My answer, relevant to me: I left the maple syrup out on the counter, and they were attracted by the sugar in the ring mark from the bottle. Once they ate all the sugar, they marched off to look for something else sugary.
Indeed it seems that sugar has been an evolutionary key to colony immunity from infectious disease. As ants are eusocial – always in cooperative groups – this would be a serious benefit.
NPR did a special on sugar ants in “The Tiny Ant that’s Taking Over the Big City.” The comments for the article are illuminating of this ant’s background and context in the American city. Sugar ants are able to create supercolonies that they could not sustain if they were in the forest. However, for all the preventions and solutions the article, including its sidebar “Keeping Ants Away,” I failed to see a compelling argument why.
Maybe it’s just sheer numbers, but I don’t consider 10, 15, 25, or even 50 ants smaller than a grain of rice to be a problem in my kitchen. Why should I begrudge them eating what I cannot? If I saw more, I’d now that I’m the problem, leaving too much food around.
For one example, they got into a tray of dates that I had left out. The dates were gooey, leaving a syrupy residue in the tray. As soon as I picked up the tray, exodus!
I tapped the tray on the counter a few times. Even those snacking on the cracks in the date skins pulled themselves away and fled. All of them. Back down the kitchen cabinet, and out the patio door. I encouraged this with a gentle brushing with the dustpan, same as I do for any other insect or spider.
So I made a bargain with the ants: I’m taking all the dates, but you can have the tray. I washed all the dates off in hot water and put them in the fridge. I put the tray out for the ants to eat in peace. They were completely done with it about two days later.
Observing sugar ants with household and garden plants

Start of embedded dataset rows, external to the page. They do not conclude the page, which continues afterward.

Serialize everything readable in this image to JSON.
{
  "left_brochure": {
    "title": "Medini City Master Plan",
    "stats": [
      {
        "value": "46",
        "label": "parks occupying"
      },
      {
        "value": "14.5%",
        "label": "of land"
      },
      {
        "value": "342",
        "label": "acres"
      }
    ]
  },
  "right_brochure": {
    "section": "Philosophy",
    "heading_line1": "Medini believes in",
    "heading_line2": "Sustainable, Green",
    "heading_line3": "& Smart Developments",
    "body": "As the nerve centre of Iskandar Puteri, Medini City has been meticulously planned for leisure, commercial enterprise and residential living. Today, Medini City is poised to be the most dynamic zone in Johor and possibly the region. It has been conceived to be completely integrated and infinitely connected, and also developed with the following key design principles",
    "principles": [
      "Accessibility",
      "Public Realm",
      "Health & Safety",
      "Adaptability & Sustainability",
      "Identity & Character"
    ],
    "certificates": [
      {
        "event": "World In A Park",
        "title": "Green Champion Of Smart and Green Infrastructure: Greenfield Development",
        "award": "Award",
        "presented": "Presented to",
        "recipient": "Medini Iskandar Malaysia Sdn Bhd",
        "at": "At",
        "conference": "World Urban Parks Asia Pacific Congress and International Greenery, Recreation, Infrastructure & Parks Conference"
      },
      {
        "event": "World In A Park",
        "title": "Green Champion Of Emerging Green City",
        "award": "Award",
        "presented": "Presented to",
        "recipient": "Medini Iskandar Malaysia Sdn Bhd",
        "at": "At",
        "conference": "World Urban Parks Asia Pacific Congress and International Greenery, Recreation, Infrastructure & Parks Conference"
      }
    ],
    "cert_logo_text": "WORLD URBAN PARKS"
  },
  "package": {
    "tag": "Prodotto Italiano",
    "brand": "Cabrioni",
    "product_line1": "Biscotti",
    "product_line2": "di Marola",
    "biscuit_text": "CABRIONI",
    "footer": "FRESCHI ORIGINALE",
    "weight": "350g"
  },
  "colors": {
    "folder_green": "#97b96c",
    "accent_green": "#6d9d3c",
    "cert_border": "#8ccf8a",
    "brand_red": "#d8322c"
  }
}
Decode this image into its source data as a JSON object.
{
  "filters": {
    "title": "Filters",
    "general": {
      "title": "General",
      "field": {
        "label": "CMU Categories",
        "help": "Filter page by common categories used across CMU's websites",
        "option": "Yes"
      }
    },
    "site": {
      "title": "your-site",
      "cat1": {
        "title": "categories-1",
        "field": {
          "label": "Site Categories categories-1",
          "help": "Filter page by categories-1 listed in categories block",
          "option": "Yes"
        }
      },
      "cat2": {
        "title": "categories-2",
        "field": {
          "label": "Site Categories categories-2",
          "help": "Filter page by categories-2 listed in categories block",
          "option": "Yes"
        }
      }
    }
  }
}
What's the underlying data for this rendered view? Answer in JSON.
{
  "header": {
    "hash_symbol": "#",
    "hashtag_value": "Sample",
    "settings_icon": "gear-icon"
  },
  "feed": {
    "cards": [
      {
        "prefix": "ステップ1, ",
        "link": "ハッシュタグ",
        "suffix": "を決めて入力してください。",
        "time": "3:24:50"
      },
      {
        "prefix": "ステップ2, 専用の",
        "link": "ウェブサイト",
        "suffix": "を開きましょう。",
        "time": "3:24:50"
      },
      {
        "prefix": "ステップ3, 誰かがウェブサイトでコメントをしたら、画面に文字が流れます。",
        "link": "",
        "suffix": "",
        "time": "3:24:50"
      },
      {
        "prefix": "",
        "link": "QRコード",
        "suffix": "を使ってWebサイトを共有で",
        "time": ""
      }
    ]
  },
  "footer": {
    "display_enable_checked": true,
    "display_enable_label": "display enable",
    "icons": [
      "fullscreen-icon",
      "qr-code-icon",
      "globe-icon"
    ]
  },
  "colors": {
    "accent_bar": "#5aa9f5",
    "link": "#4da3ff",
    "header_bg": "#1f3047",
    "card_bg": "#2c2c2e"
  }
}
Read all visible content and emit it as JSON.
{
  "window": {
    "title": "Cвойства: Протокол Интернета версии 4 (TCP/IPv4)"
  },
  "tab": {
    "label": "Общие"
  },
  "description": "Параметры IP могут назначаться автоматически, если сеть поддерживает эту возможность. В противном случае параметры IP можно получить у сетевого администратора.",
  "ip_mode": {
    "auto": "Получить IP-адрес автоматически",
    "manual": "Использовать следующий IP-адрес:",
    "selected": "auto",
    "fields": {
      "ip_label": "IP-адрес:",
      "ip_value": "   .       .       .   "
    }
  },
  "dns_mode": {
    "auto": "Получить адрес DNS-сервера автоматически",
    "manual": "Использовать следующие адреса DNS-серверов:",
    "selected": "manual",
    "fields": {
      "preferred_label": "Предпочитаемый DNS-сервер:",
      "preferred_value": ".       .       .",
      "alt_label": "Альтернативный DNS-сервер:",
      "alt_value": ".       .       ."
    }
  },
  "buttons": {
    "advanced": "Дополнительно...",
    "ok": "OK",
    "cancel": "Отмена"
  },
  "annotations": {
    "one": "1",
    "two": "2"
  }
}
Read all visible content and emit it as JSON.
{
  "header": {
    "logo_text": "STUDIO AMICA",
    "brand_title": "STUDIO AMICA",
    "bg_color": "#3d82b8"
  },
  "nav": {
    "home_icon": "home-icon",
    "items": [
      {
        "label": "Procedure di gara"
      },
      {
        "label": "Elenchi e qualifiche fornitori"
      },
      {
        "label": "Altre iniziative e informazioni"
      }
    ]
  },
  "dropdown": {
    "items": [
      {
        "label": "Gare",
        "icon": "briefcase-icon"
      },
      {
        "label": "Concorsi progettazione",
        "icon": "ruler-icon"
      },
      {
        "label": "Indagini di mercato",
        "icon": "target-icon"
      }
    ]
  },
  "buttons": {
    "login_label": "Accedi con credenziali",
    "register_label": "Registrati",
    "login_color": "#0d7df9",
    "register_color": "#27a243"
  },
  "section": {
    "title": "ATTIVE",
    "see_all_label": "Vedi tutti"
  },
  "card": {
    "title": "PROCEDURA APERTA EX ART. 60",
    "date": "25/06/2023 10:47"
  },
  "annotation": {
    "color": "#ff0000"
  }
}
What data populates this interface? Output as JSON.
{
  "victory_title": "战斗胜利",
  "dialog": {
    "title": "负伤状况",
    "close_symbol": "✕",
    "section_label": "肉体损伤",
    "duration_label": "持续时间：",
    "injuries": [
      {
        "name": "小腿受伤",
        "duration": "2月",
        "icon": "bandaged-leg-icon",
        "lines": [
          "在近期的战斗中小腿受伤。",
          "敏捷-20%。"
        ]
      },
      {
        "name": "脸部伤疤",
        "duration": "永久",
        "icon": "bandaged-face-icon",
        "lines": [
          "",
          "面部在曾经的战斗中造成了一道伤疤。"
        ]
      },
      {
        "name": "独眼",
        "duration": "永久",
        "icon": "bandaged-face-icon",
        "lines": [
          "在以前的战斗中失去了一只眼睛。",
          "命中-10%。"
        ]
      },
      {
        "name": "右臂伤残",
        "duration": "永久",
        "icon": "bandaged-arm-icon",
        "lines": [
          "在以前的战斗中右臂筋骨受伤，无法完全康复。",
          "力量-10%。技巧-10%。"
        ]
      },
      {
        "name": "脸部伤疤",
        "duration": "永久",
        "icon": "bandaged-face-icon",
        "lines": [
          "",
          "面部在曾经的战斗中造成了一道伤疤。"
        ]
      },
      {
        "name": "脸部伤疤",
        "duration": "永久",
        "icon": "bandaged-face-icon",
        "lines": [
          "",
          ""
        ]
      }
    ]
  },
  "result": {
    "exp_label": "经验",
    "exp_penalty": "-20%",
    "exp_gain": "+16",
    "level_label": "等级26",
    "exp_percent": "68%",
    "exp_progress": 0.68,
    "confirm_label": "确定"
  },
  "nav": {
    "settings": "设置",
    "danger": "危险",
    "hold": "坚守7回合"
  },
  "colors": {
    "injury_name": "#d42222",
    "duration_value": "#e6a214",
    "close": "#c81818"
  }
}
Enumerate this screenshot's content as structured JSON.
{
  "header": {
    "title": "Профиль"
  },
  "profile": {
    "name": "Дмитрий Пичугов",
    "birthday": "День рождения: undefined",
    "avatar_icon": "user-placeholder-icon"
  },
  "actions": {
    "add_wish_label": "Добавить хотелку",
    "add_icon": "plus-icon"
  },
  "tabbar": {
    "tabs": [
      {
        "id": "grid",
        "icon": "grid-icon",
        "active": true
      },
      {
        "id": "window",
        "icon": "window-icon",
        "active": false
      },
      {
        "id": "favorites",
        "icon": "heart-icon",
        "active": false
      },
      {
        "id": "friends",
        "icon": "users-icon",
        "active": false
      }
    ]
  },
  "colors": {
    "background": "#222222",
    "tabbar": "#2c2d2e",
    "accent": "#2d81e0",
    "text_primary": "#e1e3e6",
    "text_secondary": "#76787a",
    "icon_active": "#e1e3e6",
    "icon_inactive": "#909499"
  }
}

I had an umbrella plant – I don’t know what kind – for a long time. With the onset of spring, I put it out on the deck for its own good. It immediately produced new branches and leaves, and I noticed how the sugar ants laid eggs right at the junction on the underside of the growing terminal leaf, with several “nurses” remaining with the small clutches. They look like they are aphid farming. Yet the plant wasn’t damaged in any way.
But, just when the plant was in reach of the balcony rails, along came my rabbits and ate a few of these terminal leaves, annihilating the sugar ant eggs and their nurses in a few quick nibbles. The poor plant had to regroup and send out new terminal buds, to which the ants responded again.
The attacked plant with the new growth seemed little worse for wear. It kept growing with no scar tissue from this “infestation.” Could this be a symbiotic relationship?
In 2007, Mathews et al published a paper titled EFNs Enhance Biological Control of G. molesta (Environmental Entomology 36(2)) about the sugar secreted by peach tree leaves and how, if ants have access to the canopies of the trees, they competitively exclude (or predate upon) oriental fruit moths. They then become a biological pest control agent.
The moral of the story is, though this isn’t the same plant, and it isn’t the same ant, the view of “pest” needs to be more rigorously applied: are those sugar ants doing you any harm? Could they been seen as helpful?
For me, no harm, and they help keep my counter clean. While I’m not creating an ant farm here, I observe a little more household cleanliness than most people. It seems, perhaps, that sugar ants going about their business is an overall good.
Keep your food out their way, keep generally clean, and don’t begrudge the seasonality of these visitations. They’ll come and go. In 2019, I haven’t seen any yet.